The deaths of three people following a fire and crash landing at Tehran airport on Wednesday have highlighted the perilous state of Iran's fleet, suffering under US sanctions on the Islamic republic.
Two people were confirmed killed, a child was missing and 80 people injured when a Boeing 707 operated by Saha Airlines veered off the runway as it landed at Mehrabad airport on Wednesday night, airport officials said.
Rescue teams were on Thursday still looking for the child who fell into the Kan river, where the plane ended its flight from the Iranian island of Kish with 157 passengers and crew on board, said the airport's deputy manager.
"All we know is that the plane wasn't able to brake," Mohammad Ali Hosseinzadeh said.
"It ran the length of the runway, then continued several hundred metres through the grass and up to the river, which lies on the airport's perimeter."
However, the managing director of Saha Airlines, which belongs to the Iranian military but offers a civilian service, blamed the tarmac.
"The landing gear fell into a hole at the end of the runway, causing the fire," said Mansour Nikookar.
Hosseinzadeh insisted that answers to why the plane caught fire lie in the plane's black box, but whatever the cause of the crash landing, passengers' testimony will send shivers down the spines of those using Iranian domestic flights.
"The plane landed at the same speed it was doing in the sky," one injured passenger told state television.
"The plane had problems right from take off. People rushed to the exits when the fire broke out and I saw a child fall in the river," said another.
When the cabin caught fire "we tried to push the doors", said a third passenger. But the emergency slides did not work.
"I jumped out and fell three metres. I saw several people with broken arms and legs," said another injured passenger.
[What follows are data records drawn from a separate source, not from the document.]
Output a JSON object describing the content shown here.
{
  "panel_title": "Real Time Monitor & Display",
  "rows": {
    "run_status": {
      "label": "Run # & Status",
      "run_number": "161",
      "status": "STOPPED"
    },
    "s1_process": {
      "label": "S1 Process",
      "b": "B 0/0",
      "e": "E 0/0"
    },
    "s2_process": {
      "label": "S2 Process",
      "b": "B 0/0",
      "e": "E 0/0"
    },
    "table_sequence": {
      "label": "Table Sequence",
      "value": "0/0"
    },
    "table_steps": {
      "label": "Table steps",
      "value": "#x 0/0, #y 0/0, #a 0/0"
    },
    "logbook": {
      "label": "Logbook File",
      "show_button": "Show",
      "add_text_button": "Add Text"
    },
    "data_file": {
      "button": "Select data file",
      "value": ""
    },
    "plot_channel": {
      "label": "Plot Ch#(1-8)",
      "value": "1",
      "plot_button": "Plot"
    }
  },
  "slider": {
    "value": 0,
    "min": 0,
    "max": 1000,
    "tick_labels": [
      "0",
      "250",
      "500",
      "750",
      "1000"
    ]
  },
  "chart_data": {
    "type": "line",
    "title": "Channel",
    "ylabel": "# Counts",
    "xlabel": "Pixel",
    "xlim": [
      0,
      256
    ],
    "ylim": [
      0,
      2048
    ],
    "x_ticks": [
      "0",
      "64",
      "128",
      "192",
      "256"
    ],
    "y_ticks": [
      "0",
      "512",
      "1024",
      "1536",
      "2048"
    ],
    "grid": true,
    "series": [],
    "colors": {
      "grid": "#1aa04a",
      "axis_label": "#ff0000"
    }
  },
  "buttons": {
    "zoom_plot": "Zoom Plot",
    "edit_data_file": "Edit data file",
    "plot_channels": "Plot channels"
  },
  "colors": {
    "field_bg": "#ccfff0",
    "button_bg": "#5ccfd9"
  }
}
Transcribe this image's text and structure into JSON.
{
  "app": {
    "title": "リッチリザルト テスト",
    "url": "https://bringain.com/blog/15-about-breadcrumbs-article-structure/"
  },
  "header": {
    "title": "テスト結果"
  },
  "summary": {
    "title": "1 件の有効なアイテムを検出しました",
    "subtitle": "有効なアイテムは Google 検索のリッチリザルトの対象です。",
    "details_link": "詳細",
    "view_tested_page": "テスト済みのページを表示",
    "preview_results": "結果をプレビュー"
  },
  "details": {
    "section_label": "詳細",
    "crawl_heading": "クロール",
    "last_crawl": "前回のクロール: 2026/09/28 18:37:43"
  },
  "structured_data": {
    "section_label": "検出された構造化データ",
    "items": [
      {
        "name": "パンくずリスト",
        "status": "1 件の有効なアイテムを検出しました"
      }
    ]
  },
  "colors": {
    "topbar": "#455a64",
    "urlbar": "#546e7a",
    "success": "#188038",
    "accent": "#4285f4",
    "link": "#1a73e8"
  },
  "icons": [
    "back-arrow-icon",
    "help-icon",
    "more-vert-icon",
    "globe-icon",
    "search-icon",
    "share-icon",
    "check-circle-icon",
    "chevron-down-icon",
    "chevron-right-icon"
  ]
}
Many witnesses accused rescuers of being slow to react, but given that Wednesday's crash is only the latest in a series of Iranian air accidents, the real culprit seems to be the dilapidated state of Iran's aging fleet.
"You are flying 200-year-old planes," mocked one passenger.
"The 707s are more than 30 years old and totally outdated," an aeronautical expert said on condition of anonymity.
National carrier Iran Air "has not used the 707 for years, only Saha uses them", said Hosseinzadeh.
Iran has a high demand for domestic flights combined with unilateral sanctions on the transfer of technology imposed by Washington. As a result, Iran can no longer buy US-made Boeings or European Airbuses which contain American components, nor US-made spare parts.
In the hope of finding a solution, Tehran turned to the former Soviet Union. Many Iranian passenger planes are now Tupolovs, Antonovs and Yaks bought or rented from Iran's one-time northern neighbour.
But from 2002 to 2003 three Soviet-made planes crashed in Iran, killing more than 400.
Last month, a Boeing and an Airbus both had to make emergency landings at Iranian airports on the same day.
Earlier this year, Washington said it would be prepared to lift the ban on selling spare parts for Iranian aircraft, but rescinding the ban is conditional on the outcome of delicate negotiations on Iran's suspect nuclear programme.
To add insult to injury, Tehran is still waiting for its new international airport to open and replace the dilapidated Mehrabad where Wednesday's crash occurred.
Opened in 2004 after years of delays, the airport was swiftly shut down by the hardline Revolutionary Guards who said that contractors who built the airport also had business dealings with arch-enemy Israel.